The Torah says that when the slave goes free, his children go free with him. This can refer only to children born to the Jew before he became a slave, for we already know from Exodus that those born to him in servitude (children of the Canaanite slave given to him) do not go free. But the problem is that the children were not sold. Only the father was. So why state that they go free? To solve this problem R. Shimon rules that the master is responsible for the upkeep of the children while the father is a slave. Once the slave goes free, the master is no longer responsible for them. This would be yet another way the rabbis write this law out of existence—why would anyone take on the responsibility of maintaining not only the slave but also his children? It would be far cheaper to hire a servant.
The same rule applies to his wife. Again, this can only refer to a wife he married before he was a servant.

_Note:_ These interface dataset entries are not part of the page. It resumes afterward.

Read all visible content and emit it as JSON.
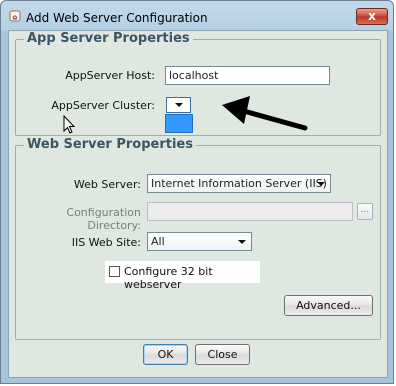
{
  "window": {
    "title": "Add Web Server Configuration",
    "close_label": "x"
  },
  "app_server": {
    "group_title": "App Server Properties",
    "host_label": "AppServer Host:",
    "host_value": "localhost",
    "cluster_label": "AppServer Cluster:",
    "cluster_value": ""
  },
  "web_server": {
    "group_title": "Web Server Properties",
    "web_server_label": "Web Server:",
    "web_server_value": "Internet Information Server (IIS)",
    "config_dir_label": "Configuration Directory:",
    "config_dir_value": "",
    "browse_label": "...",
    "iis_site_label": "IIS Web Site:",
    "iis_site_value": "All",
    "checkbox_label": "Configure 32 bit webserver",
    "checkbox_checked": false,
    "advanced_label": "Advanced..."
  },
  "buttons": {
    "ok_label": "OK",
    "close_label": "Close"
  },
  "colors": {
    "selection": "#3399ff",
    "annotation_arrow": "#000000"
  },
  "icons": [
    "java-app-icon",
    "close-icon",
    "chevron-down-icon",
    "pointer-cursor-icon",
    "annotation-arrow-icon"
  ]
}
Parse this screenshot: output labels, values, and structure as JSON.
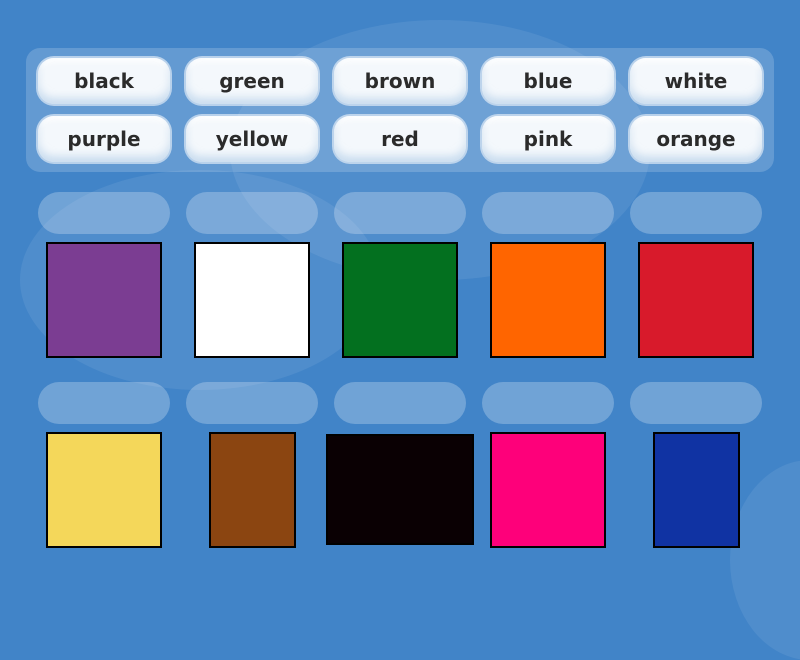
{
  "word_bank": [
    {
      "label": "black"
    },
    {
      "label": "green"
    },
    {
      "label": "brown"
    },
    {
      "label": "blue"
    },
    {
      "label": "white"
    },
    {
      "label": "purple"
    },
    {
      "label": "yellow"
    },
    {
      "label": "red"
    },
    {
      "label": "pink"
    },
    {
      "label": "orange"
    }
  ],
  "swatches": [
    {
      "color": "#7b3d92",
      "name": "purple"
    },
    {
      "color": "#ffffff",
      "name": "white"
    },
    {
      "color": "#03701f",
      "name": "green"
    },
    {
      "color": "#ff6500",
      "name": "orange"
    },
    {
      "color": "#d81a2b",
      "name": "red"
    },
    {
      "color": "#f4d75a",
      "name": "yellow"
    },
    {
      "color": "#8b4511",
      "name": "brown"
    },
    {
      "color": "#0a0003",
      "name": "black"
    },
    {
      "color": "#fe007a",
      "name": "pink"
    },
    {
      "color": "#1033a3",
      "name": "blue"
    }
  ],
  "theme": {
    "background": "#4184c8"
  }
}
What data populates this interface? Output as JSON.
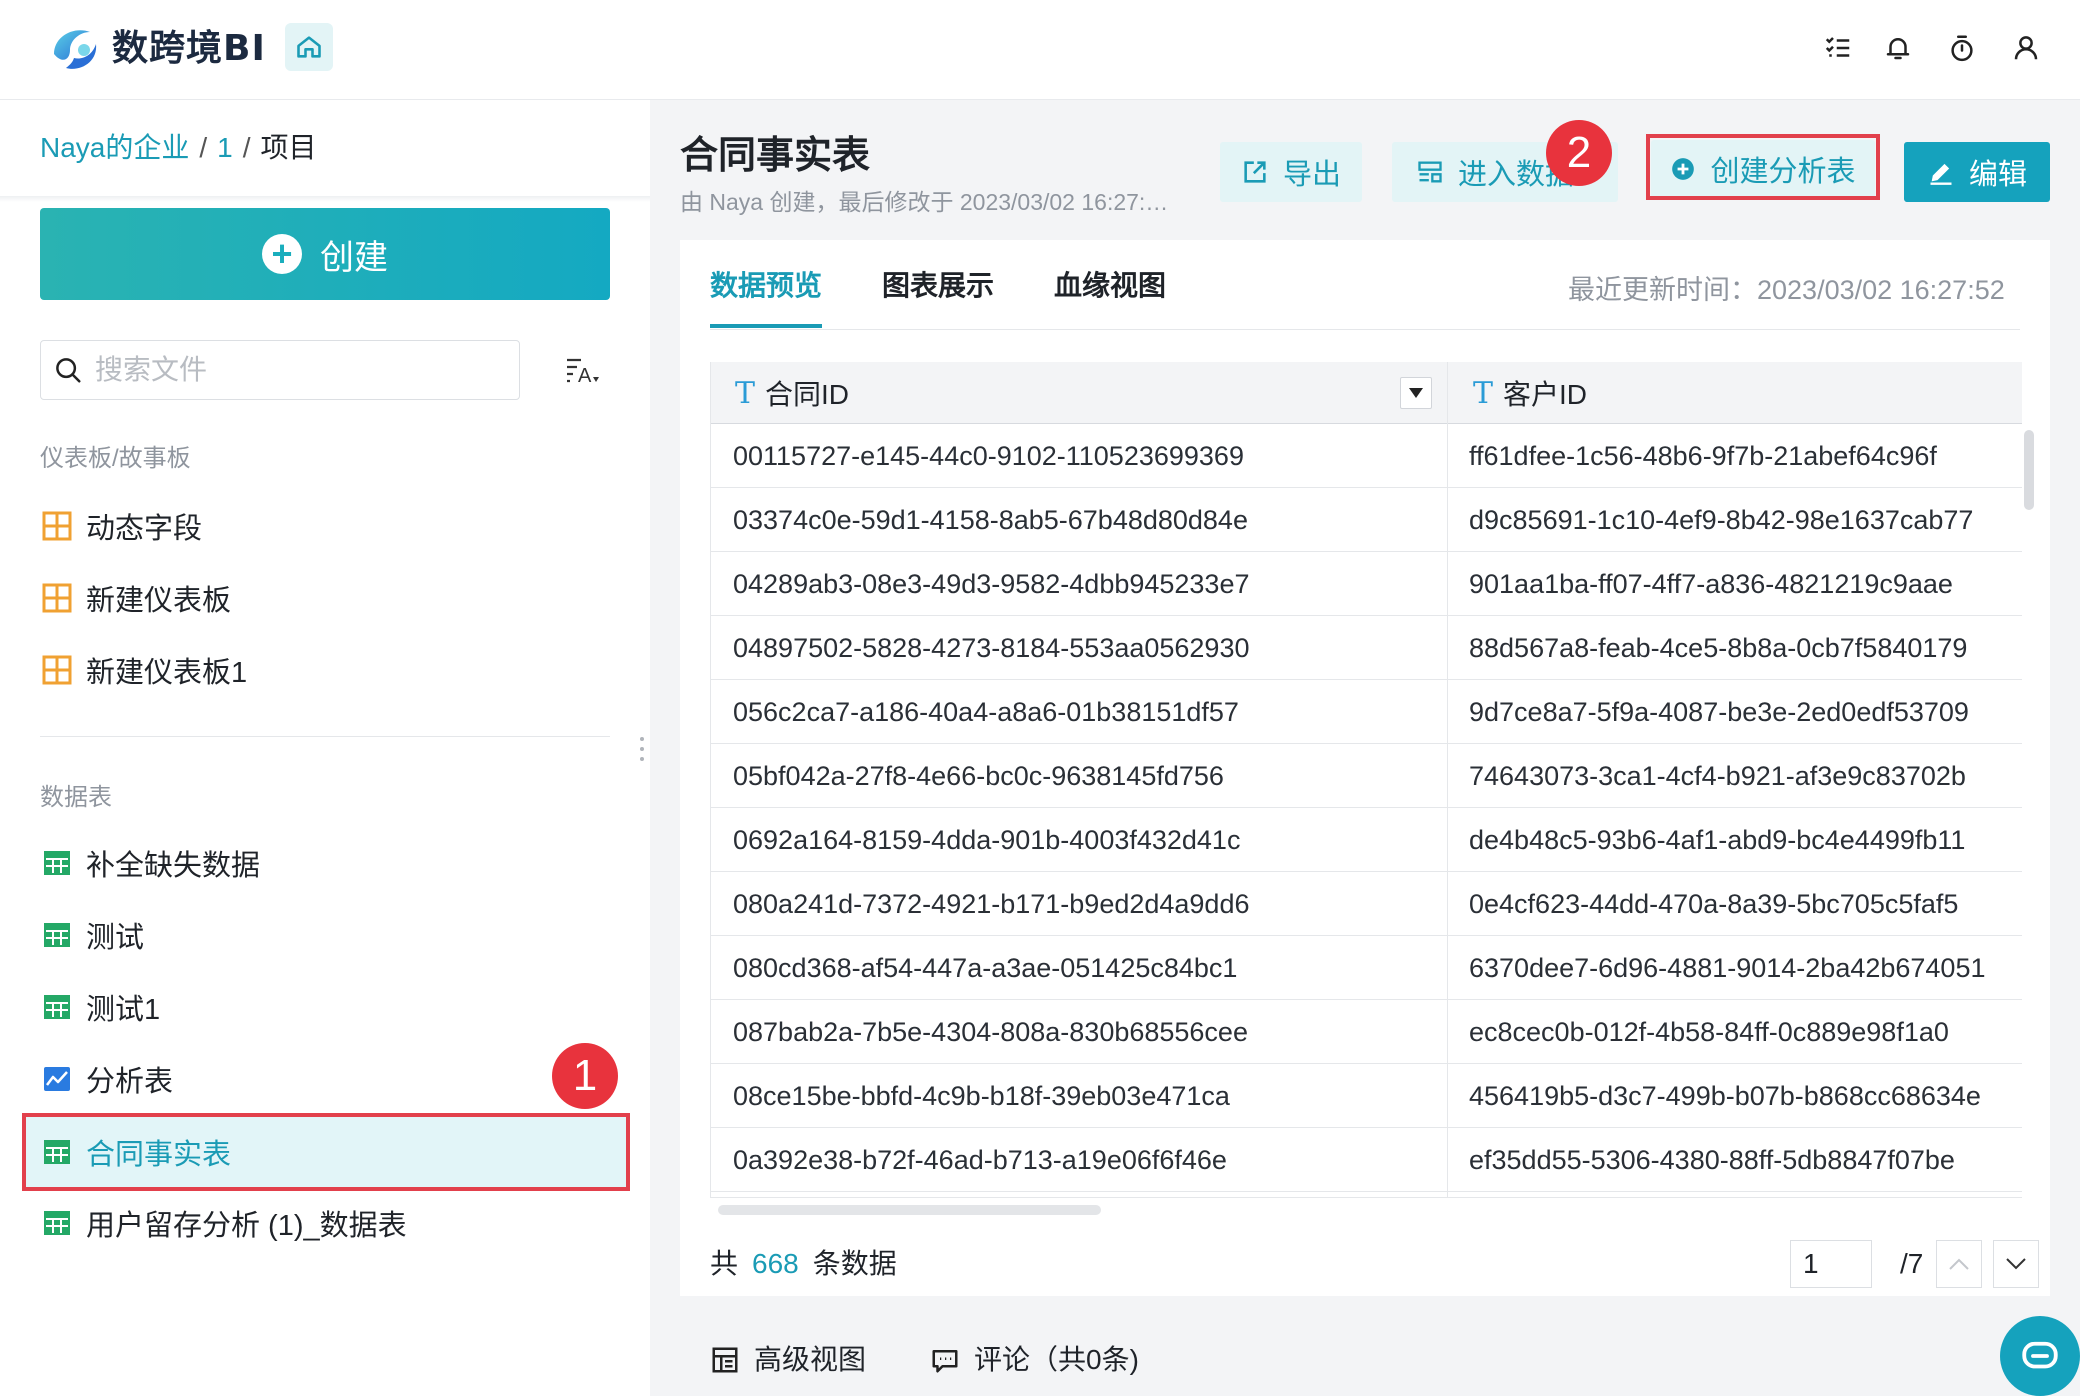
{
  "app": {
    "name": "数跨境BI"
  },
  "breadcrumb": {
    "org": "Naya的企业",
    "sep1": "/",
    "folder": "1",
    "sep2": "/",
    "current": "项目"
  },
  "create_button": {
    "label": "创建"
  },
  "search": {
    "placeholder": "搜索文件"
  },
  "sections": {
    "dashboards": {
      "title": "仪表板/故事板",
      "items": [
        {
          "label": "动态字段"
        },
        {
          "label": "新建仪表板"
        },
        {
          "label": "新建仪表板1"
        }
      ]
    },
    "datasets": {
      "title": "数据表",
      "items": [
        {
          "label": "补全缺失数据"
        },
        {
          "label": "测试"
        },
        {
          "label": "测试1"
        },
        {
          "label": "分析表"
        },
        {
          "label": "合同事实表"
        },
        {
          "label": "用户留存分析 (1)_数据表"
        }
      ]
    }
  },
  "badges": {
    "one": "1",
    "two": "2"
  },
  "page": {
    "title": "合同事实表",
    "subtitle": "由 Naya 创建，最后修改于 2023/03/02 16:27:…",
    "actions": {
      "export": "导出",
      "enter": "进入数据",
      "create_analysis": "创建分析表",
      "edit": "编辑"
    },
    "tabs": [
      {
        "label": "数据预览"
      },
      {
        "label": "图表展示"
      },
      {
        "label": "血缘视图"
      }
    ],
    "update_time": "最近更新时间：2023/03/02 16:27:52"
  },
  "table": {
    "columns": [
      {
        "type": "T",
        "label": "合同ID"
      },
      {
        "type": "T",
        "label": "客户ID"
      }
    ],
    "rows": [
      [
        "00115727-e145-44c0-9102-110523699369",
        "ff61dfee-1c56-48b6-9f7b-21abef64c96f"
      ],
      [
        "03374c0e-59d1-4158-8ab5-67b48d80d84e",
        "d9c85691-1c10-4ef9-8b42-98e1637cab77"
      ],
      [
        "04289ab3-08e3-49d3-9582-4dbb945233e7",
        "901aa1ba-ff07-4ff7-a836-4821219c9aae"
      ],
      [
        "04897502-5828-4273-8184-553aa0562930",
        "88d567a8-feab-4ce5-8b8a-0cb7f5840179"
      ],
      [
        "056c2ca7-a186-40a4-a8a6-01b38151df57",
        "9d7ce8a7-5f9a-4087-be3e-2ed0edf53709"
      ],
      [
        "05bf042a-27f8-4e66-bc0c-9638145fd756",
        "74643073-3ca1-4cf4-b921-af3e9c83702b"
      ],
      [
        "0692a164-8159-4dda-901b-4003f432d41c",
        "de4b48c5-93b6-4af1-abd9-bc4e4499fb11"
      ],
      [
        "080a241d-7372-4921-b171-b9ed2d4a9dd6",
        "0e4cf623-44dd-470a-8a39-5bc705c5faf5"
      ],
      [
        "080cd368-af54-447a-a3ae-051425c84bc1",
        "6370dee7-6d96-4881-9014-2ba42b674051"
      ],
      [
        "087bab2a-7b5e-4304-808a-830b68556cee",
        "ec8cec0b-012f-4b58-84ff-0c889e98f1a0"
      ],
      [
        "08ce15be-bbfd-4c9b-b18f-39eb03e471ca",
        "456419b5-d3c7-499b-b07b-b868cc68634e"
      ],
      [
        "0a392e38-b72f-46ad-b713-a19e06f6f46e",
        "ef35dd55-5306-4380-88ff-5db8847f07be"
      ]
    ]
  },
  "footer": {
    "total_prefix": "共",
    "total_count": "668",
    "total_suffix": "条数据",
    "page_input": "1",
    "page_total": "/7"
  },
  "bottom": {
    "advanced_view": "高级视图",
    "comments": "评论（共0条)"
  },
  "colors": {
    "accent": "#1a9bb5",
    "highlight": "#e2404c",
    "edit_button": "#15a2bd"
  }
}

The Canaanite wife given to the Hebrew slave does not go free with him.
The Torah needed to teach us that the master must support the children, because the children cannot work to earn a living. It needed to teach us that he must support the wife because it would not be seemly for a woman to go begging.
Today’s section discusses the door on which the slave’s ear is bored. Again, we can see just how opposed the rabbis were to the entire institution of Hebrew slavery, and especially permanent Hebrew slavery.
The Talmud clarifies how the boring is to be done. The master is not to put a hole in the ear and then another one through the door. Rather, he puts the slave’s ear up to the door and then he puts a hole in the ear until it gets to the door. Seems like a smart way of doing this!